## TASK GOAL:
Scan the data beneath this task and copy each line that includes "Academics".

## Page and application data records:
———

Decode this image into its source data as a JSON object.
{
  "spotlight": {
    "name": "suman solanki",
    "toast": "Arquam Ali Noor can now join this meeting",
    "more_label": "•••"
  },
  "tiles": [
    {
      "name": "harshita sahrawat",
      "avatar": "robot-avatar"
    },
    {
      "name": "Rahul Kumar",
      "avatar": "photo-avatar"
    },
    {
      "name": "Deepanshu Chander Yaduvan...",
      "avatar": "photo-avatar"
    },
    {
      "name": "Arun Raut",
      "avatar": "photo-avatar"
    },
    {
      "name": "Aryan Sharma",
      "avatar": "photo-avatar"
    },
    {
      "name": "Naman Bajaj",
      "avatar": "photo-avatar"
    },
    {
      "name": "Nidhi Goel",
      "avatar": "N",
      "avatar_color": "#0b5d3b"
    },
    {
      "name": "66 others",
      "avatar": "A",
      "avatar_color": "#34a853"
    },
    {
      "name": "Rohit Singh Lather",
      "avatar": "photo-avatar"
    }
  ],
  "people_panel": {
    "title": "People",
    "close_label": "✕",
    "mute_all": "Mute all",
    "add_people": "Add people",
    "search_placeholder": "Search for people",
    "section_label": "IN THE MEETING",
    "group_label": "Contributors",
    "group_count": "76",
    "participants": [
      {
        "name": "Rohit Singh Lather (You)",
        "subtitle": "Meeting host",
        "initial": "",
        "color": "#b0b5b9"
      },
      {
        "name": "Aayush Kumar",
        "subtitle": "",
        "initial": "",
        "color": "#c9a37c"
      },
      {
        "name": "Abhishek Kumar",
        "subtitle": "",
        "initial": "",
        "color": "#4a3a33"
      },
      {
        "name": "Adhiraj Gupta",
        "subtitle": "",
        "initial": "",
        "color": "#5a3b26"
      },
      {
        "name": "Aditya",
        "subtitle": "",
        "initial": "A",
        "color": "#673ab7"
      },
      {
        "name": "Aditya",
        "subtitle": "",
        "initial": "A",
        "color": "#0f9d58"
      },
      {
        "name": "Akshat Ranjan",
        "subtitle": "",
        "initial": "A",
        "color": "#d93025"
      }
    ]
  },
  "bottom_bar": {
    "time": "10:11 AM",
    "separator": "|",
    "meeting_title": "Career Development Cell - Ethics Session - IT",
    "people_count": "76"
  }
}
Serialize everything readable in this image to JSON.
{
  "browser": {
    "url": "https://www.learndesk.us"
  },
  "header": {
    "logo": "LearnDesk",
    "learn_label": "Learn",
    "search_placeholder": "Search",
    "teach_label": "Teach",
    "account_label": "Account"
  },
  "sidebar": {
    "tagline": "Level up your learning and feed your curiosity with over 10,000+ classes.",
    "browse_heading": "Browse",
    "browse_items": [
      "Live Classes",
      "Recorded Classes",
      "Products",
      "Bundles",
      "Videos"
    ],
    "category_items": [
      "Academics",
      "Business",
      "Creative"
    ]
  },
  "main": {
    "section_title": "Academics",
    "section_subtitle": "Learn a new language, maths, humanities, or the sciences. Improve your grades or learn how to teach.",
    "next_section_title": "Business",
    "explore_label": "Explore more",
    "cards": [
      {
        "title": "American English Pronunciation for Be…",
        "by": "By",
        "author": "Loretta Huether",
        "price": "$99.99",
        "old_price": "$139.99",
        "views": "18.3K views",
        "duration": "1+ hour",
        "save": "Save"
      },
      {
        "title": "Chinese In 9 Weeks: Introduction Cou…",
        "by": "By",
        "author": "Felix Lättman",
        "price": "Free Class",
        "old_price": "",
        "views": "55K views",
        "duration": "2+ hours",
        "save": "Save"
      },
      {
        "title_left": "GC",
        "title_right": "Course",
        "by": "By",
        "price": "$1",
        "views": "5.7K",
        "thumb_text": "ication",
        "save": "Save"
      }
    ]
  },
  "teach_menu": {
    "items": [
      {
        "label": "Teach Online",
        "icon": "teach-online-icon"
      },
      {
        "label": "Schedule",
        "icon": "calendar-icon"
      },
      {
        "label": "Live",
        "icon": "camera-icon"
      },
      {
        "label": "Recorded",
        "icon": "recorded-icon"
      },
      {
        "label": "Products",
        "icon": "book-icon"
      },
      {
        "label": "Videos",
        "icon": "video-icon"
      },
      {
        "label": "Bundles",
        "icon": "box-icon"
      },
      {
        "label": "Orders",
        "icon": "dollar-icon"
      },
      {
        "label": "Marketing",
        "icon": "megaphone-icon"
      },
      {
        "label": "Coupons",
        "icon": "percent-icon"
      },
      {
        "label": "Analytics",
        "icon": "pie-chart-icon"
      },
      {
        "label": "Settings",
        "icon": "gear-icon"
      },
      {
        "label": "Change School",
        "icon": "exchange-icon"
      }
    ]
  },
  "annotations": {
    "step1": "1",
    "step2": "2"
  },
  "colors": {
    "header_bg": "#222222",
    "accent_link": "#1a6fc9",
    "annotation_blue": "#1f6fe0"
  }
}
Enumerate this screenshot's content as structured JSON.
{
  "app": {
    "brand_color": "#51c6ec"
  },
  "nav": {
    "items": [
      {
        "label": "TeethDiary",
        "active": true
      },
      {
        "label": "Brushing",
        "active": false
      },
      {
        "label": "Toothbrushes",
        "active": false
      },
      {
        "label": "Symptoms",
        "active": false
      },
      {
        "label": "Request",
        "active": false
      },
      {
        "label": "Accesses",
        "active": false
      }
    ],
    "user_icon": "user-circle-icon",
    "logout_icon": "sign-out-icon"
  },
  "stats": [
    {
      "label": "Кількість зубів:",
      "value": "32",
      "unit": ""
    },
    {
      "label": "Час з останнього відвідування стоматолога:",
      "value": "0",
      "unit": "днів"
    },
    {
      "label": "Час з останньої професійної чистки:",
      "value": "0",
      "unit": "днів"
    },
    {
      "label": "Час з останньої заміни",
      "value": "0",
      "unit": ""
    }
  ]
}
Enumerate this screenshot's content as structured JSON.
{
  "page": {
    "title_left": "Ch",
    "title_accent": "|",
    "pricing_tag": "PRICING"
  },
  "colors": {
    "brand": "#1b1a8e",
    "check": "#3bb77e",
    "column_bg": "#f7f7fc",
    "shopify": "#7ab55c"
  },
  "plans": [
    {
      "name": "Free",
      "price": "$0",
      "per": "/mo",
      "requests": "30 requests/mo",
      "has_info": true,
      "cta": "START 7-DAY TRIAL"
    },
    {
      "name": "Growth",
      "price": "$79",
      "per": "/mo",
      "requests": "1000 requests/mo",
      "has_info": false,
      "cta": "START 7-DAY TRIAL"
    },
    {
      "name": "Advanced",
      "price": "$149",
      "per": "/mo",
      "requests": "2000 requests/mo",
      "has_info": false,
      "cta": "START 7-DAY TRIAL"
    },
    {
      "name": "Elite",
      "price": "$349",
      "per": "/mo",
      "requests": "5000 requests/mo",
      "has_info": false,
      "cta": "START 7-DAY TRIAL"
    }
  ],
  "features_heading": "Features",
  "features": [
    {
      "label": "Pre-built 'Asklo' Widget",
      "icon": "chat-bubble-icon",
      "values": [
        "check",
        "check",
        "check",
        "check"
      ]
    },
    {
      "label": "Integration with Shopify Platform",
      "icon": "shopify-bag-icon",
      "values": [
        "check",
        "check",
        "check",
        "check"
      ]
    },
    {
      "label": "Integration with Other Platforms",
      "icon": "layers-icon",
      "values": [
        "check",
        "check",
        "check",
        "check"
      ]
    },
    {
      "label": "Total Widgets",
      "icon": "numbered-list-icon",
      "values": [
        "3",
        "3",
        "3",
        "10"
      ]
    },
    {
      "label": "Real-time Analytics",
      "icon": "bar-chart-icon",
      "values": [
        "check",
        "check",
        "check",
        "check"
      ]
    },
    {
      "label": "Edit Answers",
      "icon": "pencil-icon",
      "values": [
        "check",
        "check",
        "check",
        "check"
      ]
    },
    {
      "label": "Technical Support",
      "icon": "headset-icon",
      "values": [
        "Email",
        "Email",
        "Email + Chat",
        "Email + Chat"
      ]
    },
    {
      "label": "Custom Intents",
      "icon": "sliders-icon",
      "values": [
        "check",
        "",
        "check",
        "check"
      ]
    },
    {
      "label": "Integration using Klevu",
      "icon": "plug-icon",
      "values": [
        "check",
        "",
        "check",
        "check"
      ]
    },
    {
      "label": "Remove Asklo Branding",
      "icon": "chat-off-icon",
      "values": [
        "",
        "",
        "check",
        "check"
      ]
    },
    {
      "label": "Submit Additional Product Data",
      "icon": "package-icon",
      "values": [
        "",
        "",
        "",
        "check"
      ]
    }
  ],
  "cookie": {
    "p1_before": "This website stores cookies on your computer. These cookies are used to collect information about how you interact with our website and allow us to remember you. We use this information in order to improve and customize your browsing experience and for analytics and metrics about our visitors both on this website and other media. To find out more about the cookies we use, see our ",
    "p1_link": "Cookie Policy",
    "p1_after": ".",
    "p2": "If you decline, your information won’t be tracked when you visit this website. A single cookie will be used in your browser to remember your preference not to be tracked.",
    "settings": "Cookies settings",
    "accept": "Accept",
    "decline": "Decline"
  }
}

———

## RESPONSE FOR THIS EXERCISE:
      "Academics",
    "section_title": "Academics",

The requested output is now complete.